Vegan-friendly companies outperfoming their rivals on the S&P

Pinterest LinkedIn Tumblr +

Good news for ethical investors. If the evidence from a high profile ETF (Exchange Traded Funds) is anything to go by if you have been trading in vegan-friendly stocks your returns will have outpaced those from traditional companies. 

Beyond Investing’s US Vegan Climate Index, which only trades in companies with cruelty-free and sustainable investing announced this week that it has outperformed the S&P 500 of 5.93 per cent, deleting an annualised excess return of 2.92 per cent.

The index excludes companies involved in animal testing, animal derived products, fossil fuel, human rights abuses and other factors. These parameters remove approximately 49 per cent of the market capitalisation of the top 500 US large cap stocks.

The weighted average market capitalisation of the 278 companies that currently make up the index is USD155 billion and the median market cap is USD21 billion. Companies who are featured include high profile green innovators like Tesla and Beyond Meat, alongside tech giants, Google, Facebook, Microsoft. It should be obeserved though that while it has the  S&P 500, it hasn’t achieved the same levels of growth as the tech-focused Nasdaq index. 
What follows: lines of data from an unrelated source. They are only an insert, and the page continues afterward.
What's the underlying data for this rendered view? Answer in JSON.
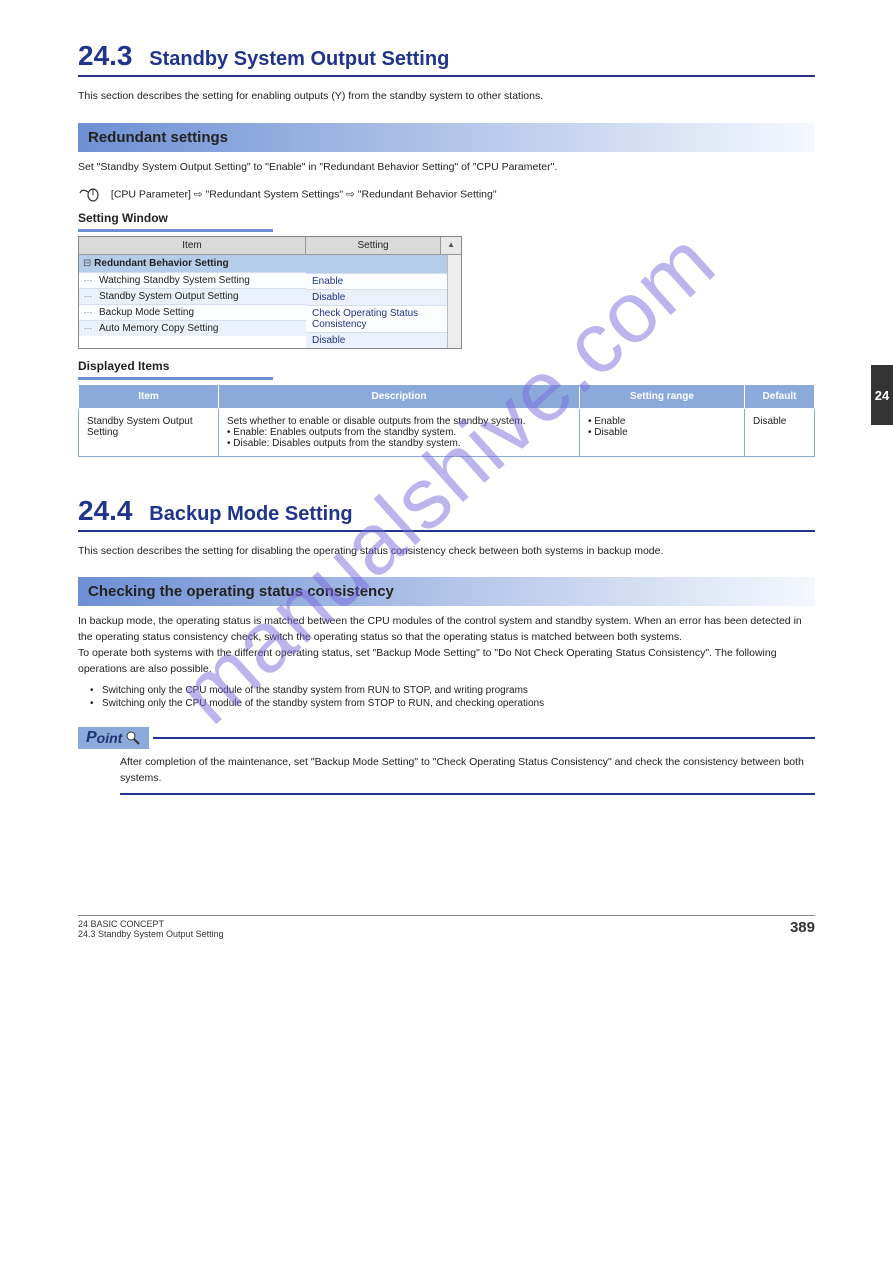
{
  "page_number_top": "24",
  "section": {
    "number": "24.3",
    "title": "Standby System Output Setting"
  },
  "intro_para": "This section describes the setting for enabling outputs (Y) from the standby system to other stations.",
  "redundant_settings_heading": "Redundant settings",
  "redundant_settings_text": "Set \"Standby System Output Setting\" to \"Enable\" in \"Redundant Behavior Setting\" of \"CPU Parameter\".",
  "nav_path": "[CPU Parameter]  \"Redundant System Settings\"  \"Redundant Behavior Setting\"",
  "setting_window_label": "Setting Window",
  "screenshot": {
    "col_item": "Item",
    "col_setting": "Setting",
    "group": "Redundant Behavior Setting",
    "rows": [
      {
        "label": "Watching Standby System Setting",
        "value": "Enable"
      },
      {
        "label": "Standby System Output Setting",
        "value": "Disable"
      },
      {
        "label": "Backup Mode Setting",
        "value": "Check Operating Status Consistency"
      },
      {
        "label": "Auto Memory Copy Setting",
        "value": "Disable"
      }
    ]
  },
  "displayed_items_label": "Displayed Items",
  "di_table": {
    "headers": {
      "item": "Item",
      "desc": "Description",
      "range": "Setting range",
      "default": "Default"
    },
    "row": {
      "item": "Standby System Output Setting",
      "desc": "Sets whether to enable or disable outputs from the standby system.\n• Enable: Enables outputs from the standby system.\n• Disable: Disables outputs from the standby system.",
      "range": "• Enable\n• Disable",
      "default": "Disable"
    }
  },
  "section2": {
    "number": "24.4",
    "title": "Backup Mode Setting"
  },
  "section2_text": "This section describes the setting for disabling the operating status consistency check between both systems in backup mode.",
  "consistency_heading": "Checking the operating status consistency",
  "consistency_text": "In backup mode, the operating status is matched between the CPU modules of the control system and standby system. When an error has been detected in the operating status consistency check, switch the operating status so that the operating status is matched between both systems.\nTo operate both systems with the different operating status, set \"Backup Mode Setting\" to \"Do Not Check Operating Status Consistency\". The following operations are also possible.",
  "consistency_bullets": [
    "Switching only the CPU module of the standby system from RUN to STOP, and writing programs",
    "Switching only the CPU module of the standby system from STOP to RUN, and checking operations"
  ],
  "point_label": "Point",
  "point_text": "After completion of the maintenance, set \"Backup Mode Setting\" to \"Check Operating Status Consistency\" and check the consistency between both systems.",
  "footer": {
    "left": "24 BASIC CONCEPT\n24.3 Standby System Output Setting",
    "right": "389"
  },
  "side_tab": "24"
}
At the etfLIVE Europe Digital Summit 2020 CEO and former investment analyst Claire Smith outlined the rationale behind the  ETF. “Creating this Index was the first time that the proportion of the US stock market whose business models harm animals and the environment was properly identified,” says Smith. “Statistics show that 9.7 million Americans now identify as vegan and this audience is hungry for financial products which adhere to the principles that they live by, they do not want their money supporting businesses whose activities they oppose.”

Although recent-ish IPOs like Beyond Meat have enjoyed relatively stable years, the index has largely been driven by the success of tech companies.

“VEGAN benefited from being overweight in technology, communications and financials, as well as its removal of energy and underweight in industrials, and these tilts compensated for it being underweight consumer stocks, healthcare and utilities,” said Smith.

Photo by Lauris Rozentāls from Pexels






About Author

Leave A Reply